**WORK ITEM**
Whenever a line of the records below contains the word "biết", copy that line.

BEGIN DATA PROVIDED

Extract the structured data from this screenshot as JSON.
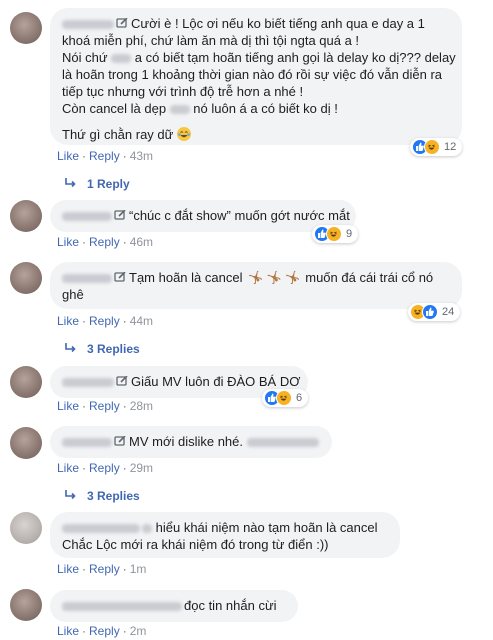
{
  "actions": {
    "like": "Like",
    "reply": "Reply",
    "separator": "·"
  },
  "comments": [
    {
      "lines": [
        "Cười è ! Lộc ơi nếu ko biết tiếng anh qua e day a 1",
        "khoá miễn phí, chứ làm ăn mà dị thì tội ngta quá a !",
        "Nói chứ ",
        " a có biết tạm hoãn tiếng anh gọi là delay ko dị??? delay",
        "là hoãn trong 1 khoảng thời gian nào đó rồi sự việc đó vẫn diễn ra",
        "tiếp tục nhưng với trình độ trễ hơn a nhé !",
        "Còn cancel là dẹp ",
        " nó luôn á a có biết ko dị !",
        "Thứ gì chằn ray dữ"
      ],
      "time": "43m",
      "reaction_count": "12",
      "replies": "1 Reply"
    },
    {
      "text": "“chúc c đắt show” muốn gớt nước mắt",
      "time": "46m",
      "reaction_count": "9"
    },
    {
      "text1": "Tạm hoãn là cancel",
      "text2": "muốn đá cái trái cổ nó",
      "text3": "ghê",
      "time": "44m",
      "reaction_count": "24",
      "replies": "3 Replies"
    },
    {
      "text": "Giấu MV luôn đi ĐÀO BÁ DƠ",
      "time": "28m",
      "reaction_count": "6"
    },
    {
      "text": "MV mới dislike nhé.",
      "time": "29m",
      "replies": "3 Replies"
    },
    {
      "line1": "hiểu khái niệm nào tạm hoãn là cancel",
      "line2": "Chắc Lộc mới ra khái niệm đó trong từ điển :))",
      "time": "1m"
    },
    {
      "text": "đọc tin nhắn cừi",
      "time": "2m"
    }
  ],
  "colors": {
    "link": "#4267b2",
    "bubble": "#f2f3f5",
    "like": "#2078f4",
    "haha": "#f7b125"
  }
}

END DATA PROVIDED
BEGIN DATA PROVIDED

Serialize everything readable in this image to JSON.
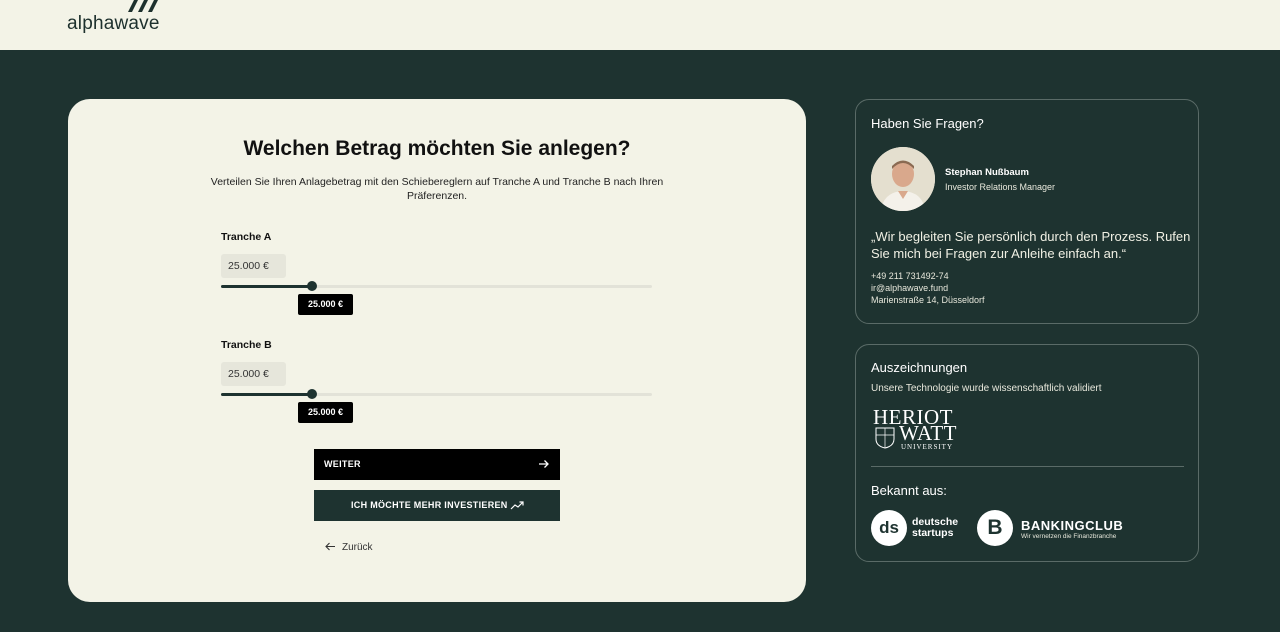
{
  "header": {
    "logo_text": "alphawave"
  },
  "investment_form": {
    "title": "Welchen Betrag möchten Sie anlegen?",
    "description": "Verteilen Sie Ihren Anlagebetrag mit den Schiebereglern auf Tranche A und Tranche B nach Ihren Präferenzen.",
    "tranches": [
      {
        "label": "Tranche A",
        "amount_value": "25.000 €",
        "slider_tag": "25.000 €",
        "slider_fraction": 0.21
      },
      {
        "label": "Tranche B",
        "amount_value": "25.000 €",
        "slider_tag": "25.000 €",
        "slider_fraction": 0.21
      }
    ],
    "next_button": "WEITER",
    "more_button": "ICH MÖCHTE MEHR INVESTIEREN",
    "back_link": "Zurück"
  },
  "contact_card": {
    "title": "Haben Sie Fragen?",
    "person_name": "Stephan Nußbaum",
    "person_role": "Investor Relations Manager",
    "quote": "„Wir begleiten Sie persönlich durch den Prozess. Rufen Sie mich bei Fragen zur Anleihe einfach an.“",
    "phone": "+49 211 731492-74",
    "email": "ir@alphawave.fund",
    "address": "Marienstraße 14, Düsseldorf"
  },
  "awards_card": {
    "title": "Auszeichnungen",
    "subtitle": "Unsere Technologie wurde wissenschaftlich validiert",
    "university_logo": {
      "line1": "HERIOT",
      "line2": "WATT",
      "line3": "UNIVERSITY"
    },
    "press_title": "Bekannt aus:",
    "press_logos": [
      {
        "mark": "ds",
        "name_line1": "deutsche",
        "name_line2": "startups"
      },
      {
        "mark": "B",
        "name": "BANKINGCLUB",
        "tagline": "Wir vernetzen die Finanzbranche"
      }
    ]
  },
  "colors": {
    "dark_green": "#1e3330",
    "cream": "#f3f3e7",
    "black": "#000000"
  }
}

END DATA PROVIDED

**EXERCISE RESPONSE**
        "Cười è ! Lộc ơi nếu ko biết tiếng anh qua e day a 1",
        " a có biết tạm hoãn tiếng anh gọi là delay ko dị??? delay",
        " nó luôn á a có biết ko dị !",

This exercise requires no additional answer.